[Page and application data records]
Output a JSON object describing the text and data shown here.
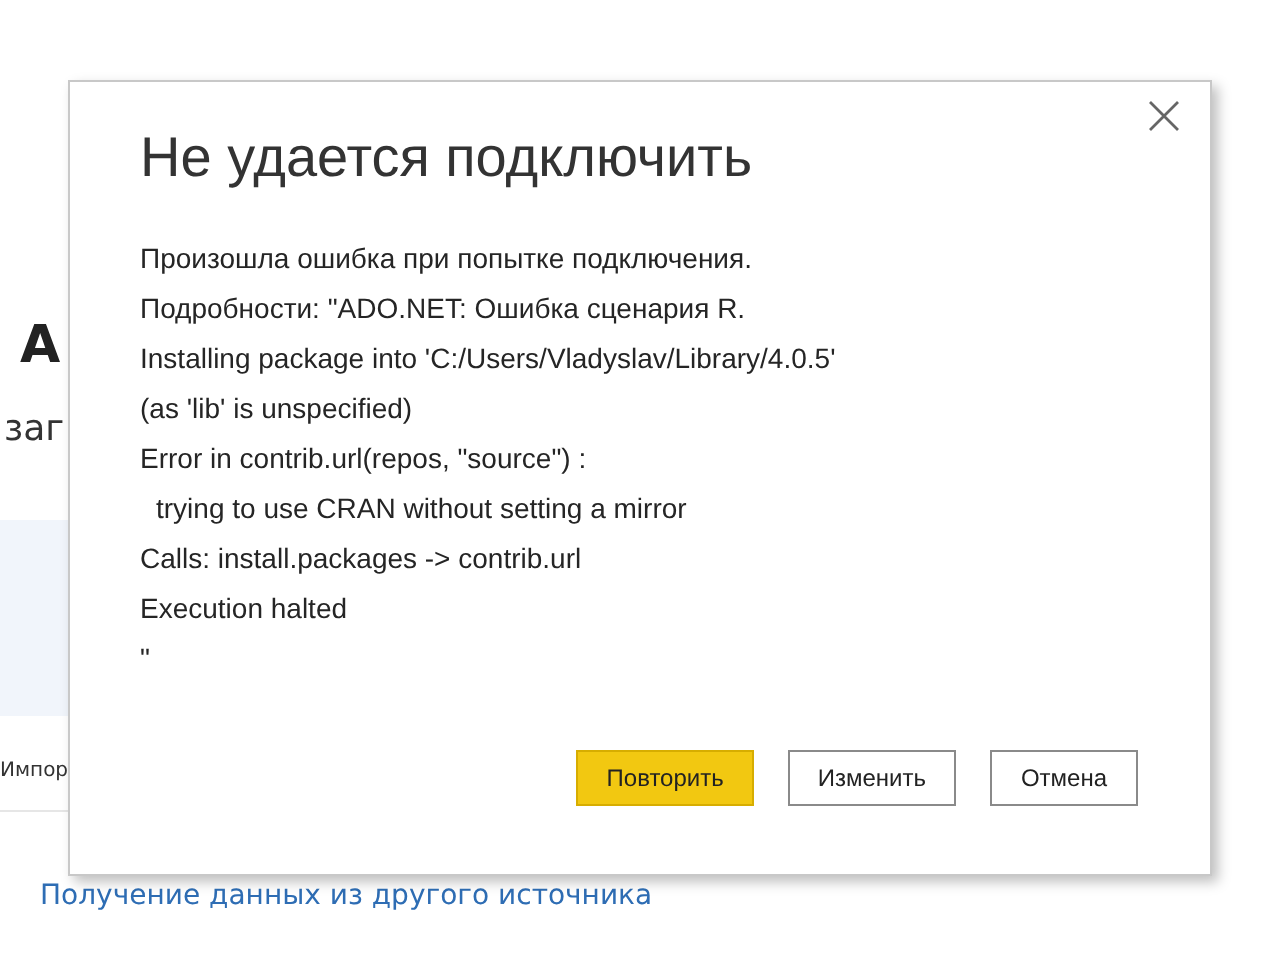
{
  "background": {
    "heading": "А",
    "subtitle": "заг",
    "item_label": "Импор",
    "link": "Получение данных из другого источника"
  },
  "dialog": {
    "title": "Не удается подключить",
    "lines": [
      {
        "text": "Произошла ошибка при попытке подключения.",
        "indent": false
      },
      {
        "text": "Подробности: \"ADO.NET: Ошибка сценария R.",
        "indent": false
      },
      {
        "text": "Installing package into 'C:/Users/Vladyslav/Library/4.0.5'",
        "indent": false
      },
      {
        "text": "(as 'lib' is unspecified)",
        "indent": false
      },
      {
        "text": "Error in contrib.url(repos, \"source\") :",
        "indent": false
      },
      {
        "text": "trying to use CRAN without setting a mirror",
        "indent": true
      },
      {
        "text": "Calls: install.packages -> contrib.url",
        "indent": false
      },
      {
        "text": "Execution halted",
        "indent": false
      },
      {
        "text": "\"",
        "indent": false
      }
    ],
    "buttons": [
      {
        "label": "Повторить",
        "primary": true
      },
      {
        "label": "Изменить",
        "primary": false
      },
      {
        "label": "Отмена",
        "primary": false
      }
    ]
  }
}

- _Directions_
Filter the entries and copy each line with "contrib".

- _Response_
        "text": "Error in contrib.url(repos, \"source\") :",
        "text": "Calls: install.packages -> contrib.url",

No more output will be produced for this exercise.